Duffy also wanted to infuse the home with bold and unexpected flourishes: colored tile, metallic surfaces, mirrors. “Most Minnesota clients want something more subdued,” Fish says. “So it was exciting to work with someone who wasn’t afraid to make a statement.” Duffy also wanted to furnish the place with pieces she’d collected on her travels and art by modern masters like Andy Warhol, David Hockney, and Roy Lichtenstein. “I love old houses filled with modern art. I love the juxtaposition of new and old,” Duffy says. “But the key is getting an old house to work.”
Duffy and Fish left the floor plans of some rooms intact, but nearly every surface was touched during the renovation as contractors fixed sags, re-plastered walls, and painted ceilings. In-floor heating was installed in the bathrooms. The sleeping porch was replaced.
The result is a house that feels both grand and comfortable. Finishing the first-level flooring with a dark stain helped focus attention on the home’s original oak features, like a built-in bench in the foyer and oak paneling around the living room fireplace. In the dining room, a long table with an antiqued mirrored top purchased in France forces the view upward, where an immense blue-glass chandelier made in Italy dangles from a pewter-painted ceiling.
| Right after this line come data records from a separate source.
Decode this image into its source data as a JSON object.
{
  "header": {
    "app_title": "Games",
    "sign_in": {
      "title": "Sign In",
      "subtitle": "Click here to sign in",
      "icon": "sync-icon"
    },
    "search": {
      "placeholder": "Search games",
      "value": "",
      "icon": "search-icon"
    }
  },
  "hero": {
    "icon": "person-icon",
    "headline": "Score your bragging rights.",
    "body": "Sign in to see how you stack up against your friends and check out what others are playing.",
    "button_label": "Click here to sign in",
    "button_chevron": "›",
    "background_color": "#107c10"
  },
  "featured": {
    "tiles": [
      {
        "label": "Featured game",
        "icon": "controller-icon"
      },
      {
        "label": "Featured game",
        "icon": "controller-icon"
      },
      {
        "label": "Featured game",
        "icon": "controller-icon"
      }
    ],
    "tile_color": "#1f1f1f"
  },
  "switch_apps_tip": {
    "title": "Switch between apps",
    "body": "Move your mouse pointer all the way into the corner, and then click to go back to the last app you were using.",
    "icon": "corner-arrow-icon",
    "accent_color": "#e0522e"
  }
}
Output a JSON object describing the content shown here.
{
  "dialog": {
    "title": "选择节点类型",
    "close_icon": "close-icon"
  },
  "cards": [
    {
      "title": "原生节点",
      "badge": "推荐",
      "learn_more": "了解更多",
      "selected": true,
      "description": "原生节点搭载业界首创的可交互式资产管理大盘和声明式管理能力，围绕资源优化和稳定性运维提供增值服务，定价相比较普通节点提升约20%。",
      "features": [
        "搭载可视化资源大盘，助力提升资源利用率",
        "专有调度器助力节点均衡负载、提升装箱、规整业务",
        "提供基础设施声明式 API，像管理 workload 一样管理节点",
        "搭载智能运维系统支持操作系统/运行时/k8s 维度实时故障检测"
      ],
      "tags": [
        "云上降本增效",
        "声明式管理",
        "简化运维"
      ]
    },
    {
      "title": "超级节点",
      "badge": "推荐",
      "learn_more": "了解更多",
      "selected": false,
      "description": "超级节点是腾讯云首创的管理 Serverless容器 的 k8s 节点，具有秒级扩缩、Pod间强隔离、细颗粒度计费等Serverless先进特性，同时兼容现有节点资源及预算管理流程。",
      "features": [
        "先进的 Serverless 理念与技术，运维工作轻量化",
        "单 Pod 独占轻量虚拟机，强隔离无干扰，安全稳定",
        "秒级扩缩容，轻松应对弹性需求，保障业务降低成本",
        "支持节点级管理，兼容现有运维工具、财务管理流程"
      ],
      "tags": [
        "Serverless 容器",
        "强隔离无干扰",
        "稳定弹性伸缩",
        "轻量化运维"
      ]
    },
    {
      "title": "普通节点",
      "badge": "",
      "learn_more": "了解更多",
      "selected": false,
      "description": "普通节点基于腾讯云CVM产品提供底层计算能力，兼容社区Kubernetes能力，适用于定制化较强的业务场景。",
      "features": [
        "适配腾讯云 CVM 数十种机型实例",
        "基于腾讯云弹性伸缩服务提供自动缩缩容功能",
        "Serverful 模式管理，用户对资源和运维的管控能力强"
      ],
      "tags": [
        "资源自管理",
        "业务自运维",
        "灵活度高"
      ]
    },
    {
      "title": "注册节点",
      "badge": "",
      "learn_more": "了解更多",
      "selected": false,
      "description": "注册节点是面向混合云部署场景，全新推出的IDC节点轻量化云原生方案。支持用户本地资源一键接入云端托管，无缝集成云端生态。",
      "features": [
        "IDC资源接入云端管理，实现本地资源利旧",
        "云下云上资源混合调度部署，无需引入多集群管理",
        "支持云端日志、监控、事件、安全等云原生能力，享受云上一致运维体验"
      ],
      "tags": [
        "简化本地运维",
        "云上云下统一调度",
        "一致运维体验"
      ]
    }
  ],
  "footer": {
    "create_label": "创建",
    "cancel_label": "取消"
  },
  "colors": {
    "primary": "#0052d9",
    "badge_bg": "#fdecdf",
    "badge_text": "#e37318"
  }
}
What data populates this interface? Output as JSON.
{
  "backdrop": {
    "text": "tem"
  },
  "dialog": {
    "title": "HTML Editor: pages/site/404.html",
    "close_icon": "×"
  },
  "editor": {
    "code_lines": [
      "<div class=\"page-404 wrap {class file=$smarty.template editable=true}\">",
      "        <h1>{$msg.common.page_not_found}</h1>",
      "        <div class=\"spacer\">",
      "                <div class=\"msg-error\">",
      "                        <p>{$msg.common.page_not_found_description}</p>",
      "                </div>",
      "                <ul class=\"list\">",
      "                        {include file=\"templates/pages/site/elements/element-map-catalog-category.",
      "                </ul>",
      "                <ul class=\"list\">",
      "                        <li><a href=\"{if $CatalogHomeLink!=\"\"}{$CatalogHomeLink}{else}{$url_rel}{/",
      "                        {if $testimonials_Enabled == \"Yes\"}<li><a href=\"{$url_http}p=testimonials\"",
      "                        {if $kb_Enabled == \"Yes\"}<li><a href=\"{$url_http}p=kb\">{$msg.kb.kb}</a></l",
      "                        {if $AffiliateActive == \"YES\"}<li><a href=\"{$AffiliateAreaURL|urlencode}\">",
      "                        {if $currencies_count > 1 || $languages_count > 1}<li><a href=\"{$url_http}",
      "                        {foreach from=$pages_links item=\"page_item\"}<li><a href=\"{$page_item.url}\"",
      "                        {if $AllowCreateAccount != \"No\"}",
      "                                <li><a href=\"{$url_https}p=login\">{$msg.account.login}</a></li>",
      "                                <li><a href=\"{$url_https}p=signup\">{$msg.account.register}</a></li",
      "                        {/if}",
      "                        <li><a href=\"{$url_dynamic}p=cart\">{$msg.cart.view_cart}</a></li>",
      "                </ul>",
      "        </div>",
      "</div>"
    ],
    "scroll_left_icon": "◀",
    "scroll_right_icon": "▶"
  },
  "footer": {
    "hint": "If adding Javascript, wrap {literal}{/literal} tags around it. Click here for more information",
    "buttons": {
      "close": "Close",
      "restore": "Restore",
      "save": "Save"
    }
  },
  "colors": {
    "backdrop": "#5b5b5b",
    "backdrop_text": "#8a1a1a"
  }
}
Duffy acquired the Turkish rugs throughout the house on a series of trips to Istanbul.
Above: A large island is the centerpiece of the newly enlarged kitchen.
Upstairs, three of the four bedrooms are furnished as sumptuously as any hotel room. (The fourth has been turned into an exercise room—also vital in any modern hotel.) In one, the headboard is covered in soft silvery fabric and thick drapes of creamy Belgian linen cascade from the ceiling, pooling at the floor, cloaking the windows, and blocking drafts. Each room features a chandelier that adds elegance to the small space without overpowering it.
The master bedroom has a Parisian feel—again, with mirrored furnishings. In the master bath, cement tile with a Moroccan-style pattern contrasts and harmonizes with the gleaming white surface of a sculptural freestanding tub and the subway tile and Carrara marble in the glassed-in shower. Fish transformed a fifth bedroom—tucked awkwardly between the central hall and the master bath—into a fashionista’s dream dressing room: There’s a drawer for every type of accessory, deep closets, and a cabinet where Duffy’s dazzling collection of jeweled footwear—from pumps to kicks—is on display. “I wouldn’t usually say a closet is my favorite room in the house, but in this case, it just might be,” Fish says with a smile.
Above: A to-die-for dressing room, with loads of customized drawers and cabinets, replaced a fifth bedroom.
As with most houses, however, the central gathering place/workspace is the kitchen. Removing an old pantry allowed Fish and Duffy to insert a large center island, topped with dark-stained walnut. The walls of the room are covered in scalloped turquoise, off-white and gray tiles that reach all the way to the ceiling. Dishware is stored away yet visible in white cabinets with glass panes.
Duffy’s house isn’t a hotel, of course, but like a grand old hotel, it combines the patina of age with all the comforts of modern living. “If you go too far off the deep end with a new style, there’s a disconnect,” Duffy says. “There’s a point where you have to be true to the house, and I’d like to think we remained true even as we remade it.”
Above: The master bathroom features subway tile, Carrara marble, and Moroccan-style cement tile on the floor.
By Joel Hoekstra
Photos by Spacecrafting
Designed by Peterssen/Keller with the homeowner